Now to the other part of the questions, namely the transferring of the seat of the government from Gonder to Addis Ababa. The author of the question did not tell us from where he got the evidence that state Menelik's transfer of the capital city. As far as I know, for that matter, it was Theodros himself who formally (underline this word) made a decree that "the town of Dabre Tabor hence forward be called Gonder" (See, Al!qa Taye, pp 74-75). Dabra Tabor was founded by the Yaju family in the late eighteenth century, and since then it was the seat of the Rise Mekwanent, head of the military nobility of Ethiopia. Theodros formally declared Dabr Tabor as a capital city, because of his quarrel with the clergy of Gonder. Theodros had a contempt of the Dabtara whom he saw as lazy, sitting idle and taking the wife of soldiers while the later were in campaigns.

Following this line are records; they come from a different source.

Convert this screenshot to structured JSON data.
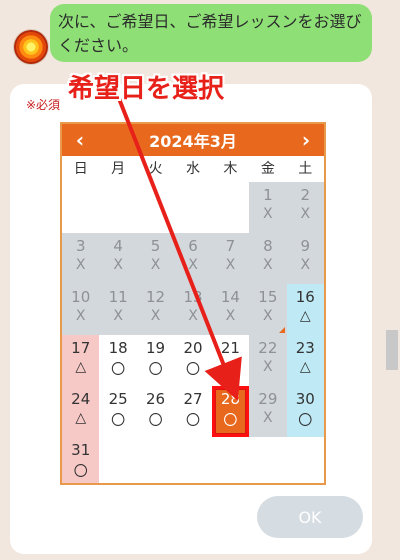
{
  "chat": {
    "message": "次に、ご希望日、ご希望レッスンをお選びください。"
  },
  "form": {
    "required_note": "※必須",
    "ok_label": "OK"
  },
  "calendar": {
    "title": "2024年3月",
    "prev_icon": "chevron-left-icon",
    "next_icon": "chevron-right-icon",
    "weekdays": [
      "日",
      "月",
      "火",
      "水",
      "木",
      "金",
      "土"
    ],
    "leading_blanks": 5,
    "days": [
      {
        "day": "1",
        "status": "X",
        "state": "unavailable"
      },
      {
        "day": "2",
        "status": "X",
        "state": "unavailable"
      },
      {
        "day": "3",
        "status": "X",
        "state": "unavailable"
      },
      {
        "day": "4",
        "status": "X",
        "state": "unavailable"
      },
      {
        "day": "5",
        "status": "X",
        "state": "unavailable"
      },
      {
        "day": "6",
        "status": "X",
        "state": "unavailable"
      },
      {
        "day": "7",
        "status": "X",
        "state": "unavailable"
      },
      {
        "day": "8",
        "status": "X",
        "state": "unavailable"
      },
      {
        "day": "9",
        "status": "X",
        "state": "unavailable"
      },
      {
        "day": "10",
        "status": "X",
        "state": "unavailable"
      },
      {
        "day": "11",
        "status": "X",
        "state": "unavailable"
      },
      {
        "day": "12",
        "status": "X",
        "state": "unavailable"
      },
      {
        "day": "13",
        "status": "X",
        "state": "unavailable"
      },
      {
        "day": "14",
        "status": "X",
        "state": "unavailable"
      },
      {
        "day": "15",
        "status": "X",
        "state": "unavailable",
        "marker": true
      },
      {
        "day": "16",
        "status": "△",
        "state": "saturday"
      },
      {
        "day": "17",
        "status": "△",
        "state": "sunday"
      },
      {
        "day": "18",
        "status": "〇",
        "state": "open"
      },
      {
        "day": "19",
        "status": "〇",
        "state": "open"
      },
      {
        "day": "20",
        "status": "〇",
        "state": "open"
      },
      {
        "day": "21",
        "status": "〇",
        "state": "open"
      },
      {
        "day": "22",
        "status": "X",
        "state": "unavailable"
      },
      {
        "day": "23",
        "status": "△",
        "state": "saturday"
      },
      {
        "day": "24",
        "status": "△",
        "state": "sunday"
      },
      {
        "day": "25",
        "status": "〇",
        "state": "open"
      },
      {
        "day": "26",
        "status": "〇",
        "state": "open"
      },
      {
        "day": "27",
        "status": "〇",
        "state": "open"
      },
      {
        "day": "28",
        "status": "〇",
        "state": "selected"
      },
      {
        "day": "29",
        "status": "X",
        "state": "unavailable"
      },
      {
        "day": "30",
        "status": "〇",
        "state": "saturday"
      },
      {
        "day": "31",
        "status": "〇",
        "state": "sunday"
      }
    ]
  },
  "annotation": {
    "label": "希望日を選択"
  },
  "colors": {
    "header_orange": "#e8691d",
    "bubble_green": "#8ee076",
    "annotation_red": "#e8201a"
  }
}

The Debtera lived on the lands held in the name of the church that was exempted from tax due the state. Theodros limited the number of clergy in a church to five and ordered the rest to pay tax on the land they held. This had caused debate and eventually disappointment, and the Dabtara were not thus on good terms with the king. During my field study one informant told me that Theodros deliberately avoided to stay at the town of Gonder, he often camped far away at the outskirt looking toward the town. He looked at it through his field glass and used to say it consisted worthless people. It was thus no wonder when he plunder the town, taking manuscripts numbering about 913, and deposited them at Dabre Tabor and Maqdela (See Al!qa Taye, p. 75). Debre Tabor continued to be the seat of the government, and Emperor Yohanes used it as capital until he founded Meqele town in the early 1880s.

Anyway, the decline or development of a towns is not related to an individual decision. Towns have their own laws of development. Certain towns came into being following a particular political developments. In the Zemene Mesafint, for instance, we find development of towns serving as centers of political administration and these towns declined with the shift occurring in the power structure. Another example, can be the Katema, military garrison towns, that flourished in southern Ethiopia during the expansion of an imperial fiscal and military system at the time of Menelik. Other towns developed along lines of trade routes, and still others as centers of production. I think we have to consider these complex factors which gave rise to towns, and influenced their development. Those of you who are interested in urban history read, Pankhurst, R. 1982, History of Ethiopian Towns from the Middle Ages to the Early Nineteenht Century, Wiesbaden; idem. 1985. History of Ethiopian Towns from the Mid- Nineteenth Century to 1935. Stutgart.

That is all I have for today.

With my best regards

Tsegaye T.